Neat freaks may have issues with the breed because they’re a rough and tumble pet. They’re likely to come home covered in mud or carrying a ton of dirt in their coat, and that’s not even taking into consideration how much they shed. If you must have a spotless house, you’re going to have problems with a Golden.
Don’t think about sidestepping that issue by keeping your Golden outside either. These dogs need to be around their humans, and a pup that’s kept outdoors all the time is likely to become withdrawn and depressed, which can lead to otherwise uncharacteristic behavioral problems from these dogs.
What Other Breeds Would Be Suitable for Someone Who Shouldn’t Get a Golden?
While Golden Retrievers are excellent dogs for newbies, they’re far from the only choice. If you think that a Golden might not fit in with your existing lifestyle, here are some other breeds worth considering.
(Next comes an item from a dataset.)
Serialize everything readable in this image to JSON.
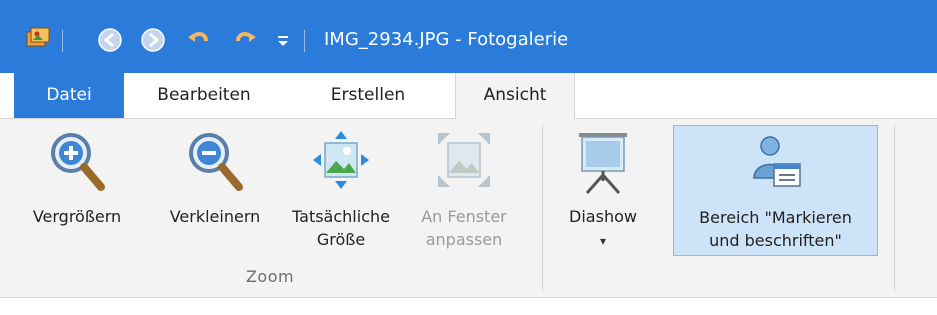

Papillons are much smaller than Golden Retrievers, and they’re not quite as energetic. They do equally well in apartments or houses with big backyards, and they have tremendous personalities. However, they’re not quite as naturally obedient, so you’ll need to be firm and consistent with your obedience training.
You might think that these dogs would be constantly bouncing off the walls, given the ridiculous speeds that they’re capable of reaching on the track. The fact of the matter is, however, that they’re incredibly mellow (and even lazy!).
Puggles are mixes of Pugs and Beagles, and they’re small dogs that don’t require a ton of exercise (in fact, they can’t handle too much activity). If you live more of a relaxed lifestyle, these pups are more than happy to join you on the couch.
This breed might be tough to track down, but they make fantastic guard dogs, don’t require a ton of exercise, and rarely bark, making them ideal for families and apartment dwellers.
These adorable, wrinkly little dogs require little exercise, so the occasional walk is likely all that you’ll need to provide. They’re affectionate and cuddly, but they can be incredibly stubborn, so you may have more issues during training than with some other breeds.
Many people — especially those with smaller homes — refuse to consider these gentle giants, but that’s a mistake. They’re incredibly affectionate, low-energy dogs, and they don’t shed much either. Plus, no one will mess with you if they see you walking a small horse around the neighborhood.
You’ll notice that some breeds that you might expect to be on this list — like Labradors and Aussie Shepherds, for example — didn’t make the cut. That’s not because they aren’t great dogs, but rather because they’re similar to Goldens in many ways. Thus, if you won’t do well with a Golden Retriever, you’re not likely to do well with a Labrador either.
The Golden Choice
If you’re looking to get your first-ever dog, a Golden Retriever is one of the best breeds that you can possibly bring home. They’re loyal, affectionate, and easy to train, but be aware that they also require plenty of your time and energy.
We can guarantee that you won’t regret bringing a Golden Retriever into your family!
The main author of Vivo Tail, Stefan is .NET desktop application developer since 2016, content writer and above all – passionate animal lover. He decided to start a website to help animals in need after the dog he loved has passed away.